Once the circuit is assembled, it's time to test it. Plug in the circuit to main supplies and change variable resistance. Take the voltage and current readings at the output terminal of the power circuit using a multimeter. Then connect fixed resistances as load and check the voltage and current readings again.
At the LM317 side of the circuit, input voltage was 24V and on adjusting the variable resistance, the output voltage read between 1.25 to 22V when no load was connected.
When a load is connected at the output the maximum voltage is read 20V. With a load of 50Ω resistance, the output voltage is read 16 V showing a voltage drop of 4 V. The output current is measured 300 mA so the power dissipation at load of 50Ω resistance is as follows-
Pout = (Vin – Vout)*Iout
Pout = (24-16) *(0.3)
Pout = 2.4W
At the LM337 side of the circuit, input voltage was -24V and on adjusting the variable resistance, the output voltage read between -1.25 to -22V when no load was connected.

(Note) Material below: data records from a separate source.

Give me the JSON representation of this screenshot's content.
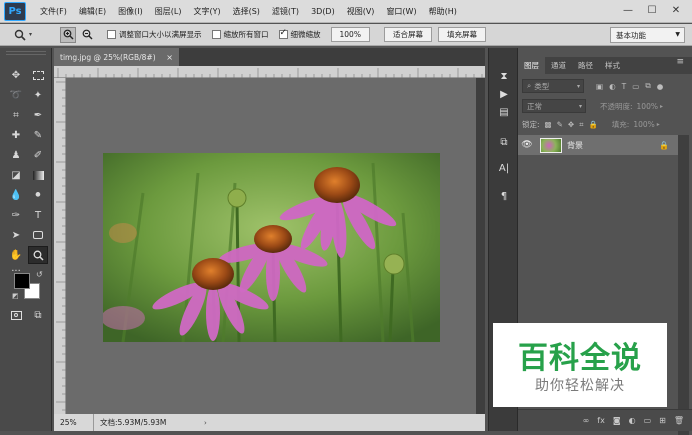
{
  "app": {
    "logo": "Ps"
  },
  "menubar": {
    "items": [
      "文件(F)",
      "编辑(E)",
      "图像(I)",
      "图层(L)",
      "文字(Y)",
      "选择(S)",
      "滤镜(T)",
      "3D(D)",
      "视图(V)",
      "窗口(W)",
      "帮助(H)"
    ],
    "window_controls": [
      "—",
      "☐",
      "✕"
    ]
  },
  "optionsbar": {
    "tool_icon": "magnifier-icon",
    "fit_window_label": "调整窗口大小以满屏显示",
    "zoom_all_label": "缩放所有窗口",
    "scrubby_label": "细微缩放",
    "scrubby_checked": true,
    "zoom_value": "100%",
    "fit_screen_label": "适合屏幕",
    "fill_screen_label": "填充屏幕",
    "workspace": "基本功能"
  },
  "document": {
    "tab_title": "timg.jpg @ 25%(RGB/8#)",
    "tab_close": "×",
    "status_zoom": "25%",
    "status_info": "文档:5.93M/5.93M",
    "status_arrow": "›"
  },
  "toolbar": {
    "tools": [
      "move-tool",
      "marquee-tool",
      "lasso-tool",
      "magic-wand-tool",
      "crop-tool",
      "eyedropper-tool",
      "healing-tool",
      "brush-tool",
      "stamp-tool",
      "history-brush-tool",
      "eraser-tool",
      "gradient-tool",
      "blur-tool",
      "dodge-tool",
      "pen-tool",
      "type-tool",
      "path-select-tool",
      "shape-tool",
      "hand-tool",
      "zoom-tool"
    ],
    "more": "···",
    "foreground_color": "#000000",
    "background_color": "#ffffff"
  },
  "layers_panel": {
    "tabs": [
      "图层",
      "通道",
      "路径",
      "样式"
    ],
    "active_tab": "图层",
    "kind_filter": "类型",
    "blend_mode": "正常",
    "opacity_label": "不透明度:",
    "opacity_value": "100%",
    "lock_label": "锁定:",
    "fill_label": "填充:",
    "fill_value": "100%",
    "layers": [
      {
        "name": "背景",
        "visible": true,
        "locked": true
      }
    ],
    "footer_icons": [
      "link-icon",
      "fx-icon",
      "mask-icon",
      "adjustment-icon",
      "folder-icon",
      "new-layer-icon",
      "trash-icon"
    ],
    "footer_labels": [
      "∞",
      "fx",
      "◙",
      "◐",
      "▭",
      "⊞",
      "🗑"
    ]
  },
  "watermark": {
    "main": "百科全说",
    "sub": "助你轻松解决",
    "color": "#27a14a"
  }
}
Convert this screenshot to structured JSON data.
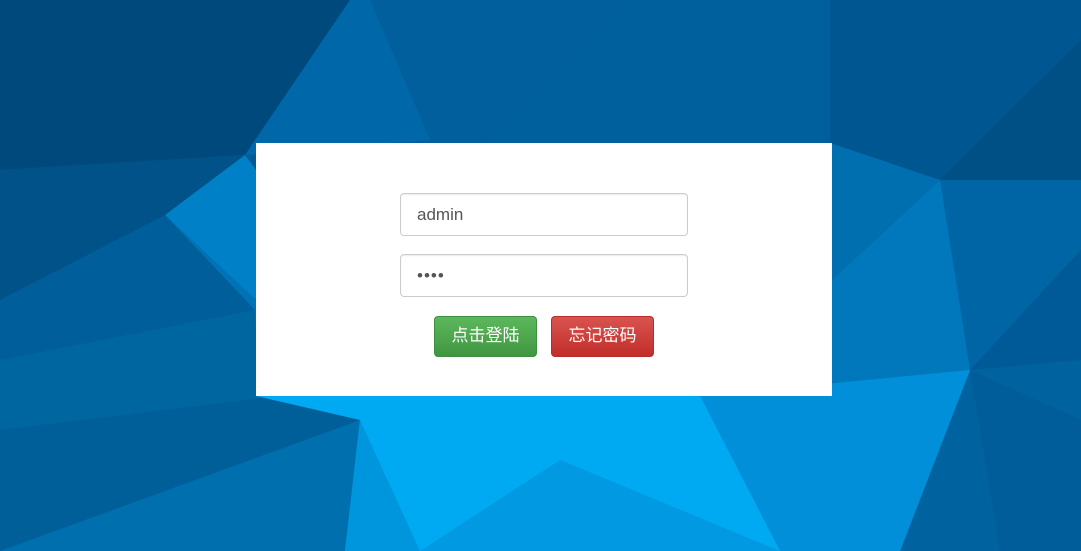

When a load is connected at the output the maximum voltage is read -20V. With a load of 50Ω resistance, the output voltage is read 17.5 V showing a voltage drop of 2.5 V. The output current is measured 320 mA so the power dissipation at load of 50Ω resistance is as follows-
Pout = (Vin – Vout)*Iout
Pout = (-24 - (-17.5)) *(0.32) (power dissipation cannot be negative)
Pout = 2.08W
During testing of the circuit, it was analyzed that when current demand increases at the output then the output voltage starts reducing. As the current demand increases, 317 and 337 ICs start heating up and ICs take more drop across them which reduce the output voltages. As from the above practical experience, power dissipation in both the ICs is found greater than their internal tolerable limits. So it is recommended to use heat sinks to aid cooling the ICs and to increase the lifespan of these voltage regulator ICs.
The power supply circuit designed in this project can be used as power adaptor for electronic devices and can be used with chipsets that need a negative power supply. The circuit can be used to power electronic components like OP-AMPS, Bipolar amplifiers, and constant current regulators.